This album seems like it was released a lifetime ago, when alas 'twas only back in February that fans were blessed with the latest from Tame Impala. What can be marked as one of the most experimental albums in Parker's discography, The Slow Rush re-awakens a longing for an electronic setting that fans haven't received since 2015. With 'Currents' (his previous record) being released over 5 years ago, time seems extraneous when listening to 'The Slow Rush'. Parker proves that when enough time is taken to make an album, it can truly blossom into a work of art. Proving his trademark sound, it's an undeniable moment when you listen to a Tame Impala track. Familiar at times, 'The Slow Rush' gives an eclectic perspective when it gives glimpses into a past self. Each song tells its own story lyrically and solely instrumental at times. While it lacks his signature guitar strokes, he makes up for it when introduced to his retro electronic composition.
2. Chromatica - Lady Gaga
In what is arguably one of the most vulnerable bodies of work by Lady Gaga, 'Chromatica' proves to be undeniably raw. Tackling issues like mental health, addiction, and feminism, it's also rich in its audacious production. From start to finish, Gaga gives listeners an infectious rage of self-love and promise, really exploring the acceptance of being flawed. Thanks to producer BloodPop, 'Chromatica' masks all the sorrow through its stupendous composition. The album features collaborations with Sir Elton John, Ariana Grande, and BLACKPINK, all big names this year. Combining upbeat pop with downright sad lyrics, Gaga takes you on quite the emotional rollercoaster.
1. folklore - Taylor Swift
This album marks Taylor Swift's first album, not from her point of view.
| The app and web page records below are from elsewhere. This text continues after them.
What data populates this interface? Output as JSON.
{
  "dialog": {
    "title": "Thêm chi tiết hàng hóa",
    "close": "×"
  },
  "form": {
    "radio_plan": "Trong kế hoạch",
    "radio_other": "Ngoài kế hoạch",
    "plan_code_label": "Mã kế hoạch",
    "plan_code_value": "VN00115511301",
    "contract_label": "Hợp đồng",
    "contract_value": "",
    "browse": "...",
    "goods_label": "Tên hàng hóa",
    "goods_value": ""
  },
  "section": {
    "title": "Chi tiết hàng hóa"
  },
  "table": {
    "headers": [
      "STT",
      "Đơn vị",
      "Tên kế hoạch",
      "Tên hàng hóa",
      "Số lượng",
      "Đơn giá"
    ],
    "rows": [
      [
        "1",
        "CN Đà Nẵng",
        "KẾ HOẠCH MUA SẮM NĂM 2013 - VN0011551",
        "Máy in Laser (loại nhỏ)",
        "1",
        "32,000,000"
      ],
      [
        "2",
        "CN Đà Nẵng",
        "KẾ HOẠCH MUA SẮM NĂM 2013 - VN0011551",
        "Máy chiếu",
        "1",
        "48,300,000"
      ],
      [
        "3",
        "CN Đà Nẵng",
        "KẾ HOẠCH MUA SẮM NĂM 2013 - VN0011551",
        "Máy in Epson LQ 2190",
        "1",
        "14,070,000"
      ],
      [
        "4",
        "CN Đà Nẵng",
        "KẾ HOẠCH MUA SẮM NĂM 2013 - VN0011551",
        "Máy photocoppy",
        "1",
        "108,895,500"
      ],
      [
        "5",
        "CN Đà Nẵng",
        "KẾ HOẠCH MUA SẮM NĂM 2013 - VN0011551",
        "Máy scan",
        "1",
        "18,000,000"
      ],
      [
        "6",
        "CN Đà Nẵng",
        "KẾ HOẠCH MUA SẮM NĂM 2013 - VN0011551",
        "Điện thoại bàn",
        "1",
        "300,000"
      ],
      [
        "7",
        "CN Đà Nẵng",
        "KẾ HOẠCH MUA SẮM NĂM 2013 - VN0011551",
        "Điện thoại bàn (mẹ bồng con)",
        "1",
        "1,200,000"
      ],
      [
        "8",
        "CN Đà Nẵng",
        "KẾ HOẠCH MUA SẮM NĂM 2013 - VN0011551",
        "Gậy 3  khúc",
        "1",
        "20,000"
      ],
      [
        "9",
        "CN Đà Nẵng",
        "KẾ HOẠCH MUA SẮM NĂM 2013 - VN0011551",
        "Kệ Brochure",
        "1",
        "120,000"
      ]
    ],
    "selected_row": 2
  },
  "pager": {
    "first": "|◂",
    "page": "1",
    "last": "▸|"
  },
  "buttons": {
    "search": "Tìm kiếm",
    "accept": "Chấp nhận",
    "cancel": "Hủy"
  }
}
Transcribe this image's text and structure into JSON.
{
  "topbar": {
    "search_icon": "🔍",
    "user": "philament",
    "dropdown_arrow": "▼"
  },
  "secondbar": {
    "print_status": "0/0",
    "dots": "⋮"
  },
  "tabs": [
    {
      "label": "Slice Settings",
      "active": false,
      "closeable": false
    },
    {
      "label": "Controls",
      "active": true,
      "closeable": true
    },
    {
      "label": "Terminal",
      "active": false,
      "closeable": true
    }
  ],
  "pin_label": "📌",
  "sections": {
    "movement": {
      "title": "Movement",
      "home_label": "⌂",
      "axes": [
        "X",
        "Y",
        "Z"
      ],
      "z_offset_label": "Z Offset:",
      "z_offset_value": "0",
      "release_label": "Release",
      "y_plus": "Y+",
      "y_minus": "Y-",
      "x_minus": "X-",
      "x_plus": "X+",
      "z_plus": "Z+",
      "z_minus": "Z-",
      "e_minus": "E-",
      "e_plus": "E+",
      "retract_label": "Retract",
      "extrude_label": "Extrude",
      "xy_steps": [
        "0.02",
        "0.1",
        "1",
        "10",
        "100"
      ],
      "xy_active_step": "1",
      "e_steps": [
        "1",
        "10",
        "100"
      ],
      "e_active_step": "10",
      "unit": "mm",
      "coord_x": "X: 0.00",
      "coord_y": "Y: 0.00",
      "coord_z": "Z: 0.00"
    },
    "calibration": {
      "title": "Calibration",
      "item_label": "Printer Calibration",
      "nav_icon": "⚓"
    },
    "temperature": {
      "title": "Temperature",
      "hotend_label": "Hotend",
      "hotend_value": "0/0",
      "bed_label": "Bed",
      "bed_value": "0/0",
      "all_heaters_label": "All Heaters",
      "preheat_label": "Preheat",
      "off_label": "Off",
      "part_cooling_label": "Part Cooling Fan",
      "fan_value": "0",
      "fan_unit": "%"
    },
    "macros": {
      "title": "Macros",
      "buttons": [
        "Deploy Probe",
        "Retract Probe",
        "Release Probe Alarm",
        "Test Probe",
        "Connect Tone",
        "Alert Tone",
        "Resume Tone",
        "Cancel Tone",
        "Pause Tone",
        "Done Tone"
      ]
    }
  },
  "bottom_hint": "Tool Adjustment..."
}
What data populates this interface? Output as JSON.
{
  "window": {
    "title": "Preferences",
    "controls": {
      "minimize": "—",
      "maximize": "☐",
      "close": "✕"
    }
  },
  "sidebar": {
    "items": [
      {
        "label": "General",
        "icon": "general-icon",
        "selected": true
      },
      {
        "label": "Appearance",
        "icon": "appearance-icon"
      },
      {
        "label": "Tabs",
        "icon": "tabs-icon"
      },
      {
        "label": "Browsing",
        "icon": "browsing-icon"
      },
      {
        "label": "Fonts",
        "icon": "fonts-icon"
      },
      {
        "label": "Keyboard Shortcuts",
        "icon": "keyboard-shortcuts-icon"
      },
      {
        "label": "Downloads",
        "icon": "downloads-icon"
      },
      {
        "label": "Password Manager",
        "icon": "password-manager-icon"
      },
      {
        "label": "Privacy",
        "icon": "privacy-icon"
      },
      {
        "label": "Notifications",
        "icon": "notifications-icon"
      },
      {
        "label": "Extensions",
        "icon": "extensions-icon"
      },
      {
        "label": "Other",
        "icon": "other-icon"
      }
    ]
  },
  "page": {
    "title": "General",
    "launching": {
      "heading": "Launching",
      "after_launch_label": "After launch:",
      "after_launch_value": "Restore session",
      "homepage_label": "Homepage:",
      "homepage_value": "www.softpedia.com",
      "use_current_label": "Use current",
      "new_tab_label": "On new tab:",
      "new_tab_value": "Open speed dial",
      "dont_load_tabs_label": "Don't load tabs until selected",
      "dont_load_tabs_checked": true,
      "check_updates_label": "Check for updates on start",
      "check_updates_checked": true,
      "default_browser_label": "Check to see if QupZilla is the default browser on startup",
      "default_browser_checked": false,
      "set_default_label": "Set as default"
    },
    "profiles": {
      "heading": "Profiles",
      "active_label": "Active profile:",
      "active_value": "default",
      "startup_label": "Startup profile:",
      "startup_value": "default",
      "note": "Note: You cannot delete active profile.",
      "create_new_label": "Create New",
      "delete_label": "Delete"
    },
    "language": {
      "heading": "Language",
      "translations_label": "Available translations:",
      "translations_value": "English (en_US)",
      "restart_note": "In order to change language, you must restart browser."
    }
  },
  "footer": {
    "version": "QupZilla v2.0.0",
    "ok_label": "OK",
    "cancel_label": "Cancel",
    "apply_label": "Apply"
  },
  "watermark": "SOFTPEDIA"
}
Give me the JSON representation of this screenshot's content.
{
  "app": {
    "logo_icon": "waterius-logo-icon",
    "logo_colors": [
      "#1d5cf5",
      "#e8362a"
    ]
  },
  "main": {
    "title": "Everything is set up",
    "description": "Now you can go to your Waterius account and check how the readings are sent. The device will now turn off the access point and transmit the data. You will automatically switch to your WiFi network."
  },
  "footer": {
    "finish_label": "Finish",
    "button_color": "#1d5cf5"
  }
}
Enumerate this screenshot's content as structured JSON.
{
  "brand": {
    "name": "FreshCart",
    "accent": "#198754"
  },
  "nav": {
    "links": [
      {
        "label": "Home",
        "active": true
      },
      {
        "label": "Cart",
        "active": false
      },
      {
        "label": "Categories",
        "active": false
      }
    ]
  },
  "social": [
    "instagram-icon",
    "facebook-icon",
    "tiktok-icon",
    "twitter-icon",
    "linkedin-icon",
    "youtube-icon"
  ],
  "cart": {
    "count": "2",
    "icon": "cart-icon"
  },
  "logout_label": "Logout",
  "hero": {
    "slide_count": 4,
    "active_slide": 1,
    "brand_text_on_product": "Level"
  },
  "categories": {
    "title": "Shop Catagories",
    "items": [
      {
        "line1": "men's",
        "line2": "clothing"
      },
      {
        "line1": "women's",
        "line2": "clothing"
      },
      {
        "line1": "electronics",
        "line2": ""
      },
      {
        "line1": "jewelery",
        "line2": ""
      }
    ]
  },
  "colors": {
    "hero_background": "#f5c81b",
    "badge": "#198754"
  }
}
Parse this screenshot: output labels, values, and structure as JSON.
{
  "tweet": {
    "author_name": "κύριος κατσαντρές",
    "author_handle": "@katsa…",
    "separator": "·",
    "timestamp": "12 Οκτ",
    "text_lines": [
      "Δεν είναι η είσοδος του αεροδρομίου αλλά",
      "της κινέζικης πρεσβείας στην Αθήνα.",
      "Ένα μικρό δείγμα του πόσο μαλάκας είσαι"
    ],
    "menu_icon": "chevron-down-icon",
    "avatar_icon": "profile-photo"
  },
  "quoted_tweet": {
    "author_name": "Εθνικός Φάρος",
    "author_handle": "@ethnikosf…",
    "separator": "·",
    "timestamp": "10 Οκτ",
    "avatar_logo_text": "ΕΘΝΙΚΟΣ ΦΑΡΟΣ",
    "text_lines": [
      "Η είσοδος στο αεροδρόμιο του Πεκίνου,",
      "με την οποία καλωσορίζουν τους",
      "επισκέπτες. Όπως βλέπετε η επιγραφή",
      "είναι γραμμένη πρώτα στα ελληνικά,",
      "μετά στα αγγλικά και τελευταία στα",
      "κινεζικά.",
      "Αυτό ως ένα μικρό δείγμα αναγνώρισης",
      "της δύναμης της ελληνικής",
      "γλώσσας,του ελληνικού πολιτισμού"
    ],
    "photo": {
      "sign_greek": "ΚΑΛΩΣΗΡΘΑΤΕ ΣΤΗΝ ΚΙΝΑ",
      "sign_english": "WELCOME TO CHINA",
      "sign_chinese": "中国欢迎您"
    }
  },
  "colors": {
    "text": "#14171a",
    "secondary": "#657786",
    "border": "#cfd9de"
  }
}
In a refreshed approach to songwriting Swift exceeds all expectations on 'folklore'. Completing an entire record in quarantine over what seemed like a couple of months, Swift is masterful in the art of album making. The whole project is a cohesive body of work taken straight out of many diaries. With only a year gap between the release of 'Lover' and 'folklore', the album serves as a reminder that not only is Taylor Swift a pop-star, she is a stellar songwriter. While 'folklore' is a much more muted album in comparison to Swift's previous projects, each chapter of the album takes you through a warm journey of love and anguish. In a glorious duet with Bon Iver's Justin Vernon, the duo created one of the standout tracks on this album. Screaming silent accusations across one another's table, the song aches in betrayal. You can see the amount of growth Swift has had over the years, and it shows in her songwriting. Blending fictional stories with real ones, Swift has forged her own path during this quarantine. Abandoning her own stories, she shines a spotlight on others while creating beautiful ballads.
Listen to our best of 2020 playlist on Spotify here